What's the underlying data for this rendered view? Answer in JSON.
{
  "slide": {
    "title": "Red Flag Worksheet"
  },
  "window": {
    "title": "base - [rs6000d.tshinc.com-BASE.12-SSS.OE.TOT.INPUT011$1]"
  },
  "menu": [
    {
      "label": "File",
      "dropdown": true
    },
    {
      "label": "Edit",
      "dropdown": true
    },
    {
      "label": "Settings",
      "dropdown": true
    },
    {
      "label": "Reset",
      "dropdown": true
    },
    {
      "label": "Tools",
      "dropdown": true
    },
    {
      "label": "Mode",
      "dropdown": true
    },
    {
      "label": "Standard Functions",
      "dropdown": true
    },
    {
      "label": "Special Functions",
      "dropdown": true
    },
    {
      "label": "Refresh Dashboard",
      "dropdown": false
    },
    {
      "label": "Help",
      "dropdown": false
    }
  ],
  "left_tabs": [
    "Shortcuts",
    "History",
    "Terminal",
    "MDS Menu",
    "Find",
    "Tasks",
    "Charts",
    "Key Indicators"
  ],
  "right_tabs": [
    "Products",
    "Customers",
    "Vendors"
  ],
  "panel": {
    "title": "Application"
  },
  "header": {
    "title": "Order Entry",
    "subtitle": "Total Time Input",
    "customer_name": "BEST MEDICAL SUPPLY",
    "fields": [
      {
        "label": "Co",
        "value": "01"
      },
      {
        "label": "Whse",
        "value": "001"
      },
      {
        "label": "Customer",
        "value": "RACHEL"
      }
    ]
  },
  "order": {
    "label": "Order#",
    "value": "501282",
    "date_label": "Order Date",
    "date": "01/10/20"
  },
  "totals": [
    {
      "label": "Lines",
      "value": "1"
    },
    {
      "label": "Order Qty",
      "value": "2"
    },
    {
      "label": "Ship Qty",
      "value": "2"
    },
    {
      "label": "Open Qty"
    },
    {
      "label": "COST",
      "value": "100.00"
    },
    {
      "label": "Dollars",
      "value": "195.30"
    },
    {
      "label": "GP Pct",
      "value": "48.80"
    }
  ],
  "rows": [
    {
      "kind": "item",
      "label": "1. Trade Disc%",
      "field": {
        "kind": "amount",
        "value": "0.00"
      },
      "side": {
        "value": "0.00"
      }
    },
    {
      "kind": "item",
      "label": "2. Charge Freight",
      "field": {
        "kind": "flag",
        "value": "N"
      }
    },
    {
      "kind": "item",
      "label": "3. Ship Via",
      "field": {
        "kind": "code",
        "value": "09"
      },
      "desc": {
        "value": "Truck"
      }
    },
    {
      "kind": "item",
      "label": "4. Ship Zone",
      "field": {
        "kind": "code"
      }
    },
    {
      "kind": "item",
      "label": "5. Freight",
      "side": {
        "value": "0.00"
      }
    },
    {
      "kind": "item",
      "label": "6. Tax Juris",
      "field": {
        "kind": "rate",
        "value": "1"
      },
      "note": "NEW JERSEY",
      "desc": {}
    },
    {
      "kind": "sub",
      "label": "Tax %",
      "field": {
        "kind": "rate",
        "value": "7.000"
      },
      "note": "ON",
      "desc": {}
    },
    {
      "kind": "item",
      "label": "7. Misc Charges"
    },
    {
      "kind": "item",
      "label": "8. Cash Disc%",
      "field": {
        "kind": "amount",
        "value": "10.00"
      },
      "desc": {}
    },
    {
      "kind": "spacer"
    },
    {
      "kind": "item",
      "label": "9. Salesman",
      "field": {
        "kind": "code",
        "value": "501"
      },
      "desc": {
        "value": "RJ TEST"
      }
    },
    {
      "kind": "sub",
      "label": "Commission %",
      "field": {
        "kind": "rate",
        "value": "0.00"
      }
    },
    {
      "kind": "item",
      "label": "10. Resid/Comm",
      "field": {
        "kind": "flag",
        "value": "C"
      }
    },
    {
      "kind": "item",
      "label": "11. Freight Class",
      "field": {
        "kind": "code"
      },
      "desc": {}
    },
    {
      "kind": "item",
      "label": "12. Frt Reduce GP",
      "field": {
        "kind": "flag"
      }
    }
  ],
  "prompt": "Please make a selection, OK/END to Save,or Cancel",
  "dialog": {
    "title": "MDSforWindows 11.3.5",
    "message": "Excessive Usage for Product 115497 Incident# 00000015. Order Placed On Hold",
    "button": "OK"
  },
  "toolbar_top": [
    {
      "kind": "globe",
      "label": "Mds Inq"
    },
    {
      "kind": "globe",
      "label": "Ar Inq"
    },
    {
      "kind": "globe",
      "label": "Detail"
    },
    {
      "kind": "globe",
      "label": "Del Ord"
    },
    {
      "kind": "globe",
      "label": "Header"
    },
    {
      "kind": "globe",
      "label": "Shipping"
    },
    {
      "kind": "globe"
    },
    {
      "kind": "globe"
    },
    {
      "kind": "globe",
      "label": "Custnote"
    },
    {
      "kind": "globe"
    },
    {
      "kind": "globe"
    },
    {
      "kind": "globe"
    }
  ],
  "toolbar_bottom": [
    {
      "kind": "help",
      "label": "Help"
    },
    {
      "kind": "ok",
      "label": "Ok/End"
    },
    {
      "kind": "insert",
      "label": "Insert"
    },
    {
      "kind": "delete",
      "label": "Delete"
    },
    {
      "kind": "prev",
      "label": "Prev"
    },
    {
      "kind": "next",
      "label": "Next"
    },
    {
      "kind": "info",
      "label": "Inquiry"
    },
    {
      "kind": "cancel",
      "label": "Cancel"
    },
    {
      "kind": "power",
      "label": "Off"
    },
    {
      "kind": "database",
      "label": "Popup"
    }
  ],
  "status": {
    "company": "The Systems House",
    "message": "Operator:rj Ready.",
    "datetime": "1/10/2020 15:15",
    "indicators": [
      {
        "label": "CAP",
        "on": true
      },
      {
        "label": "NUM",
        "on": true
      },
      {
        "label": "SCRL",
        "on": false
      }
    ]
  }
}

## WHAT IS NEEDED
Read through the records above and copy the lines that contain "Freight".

## TASK RESPONSE
      "label": "2. Charge Freight",
      "label": "5. Freight",
      "label": "11. Freight Class",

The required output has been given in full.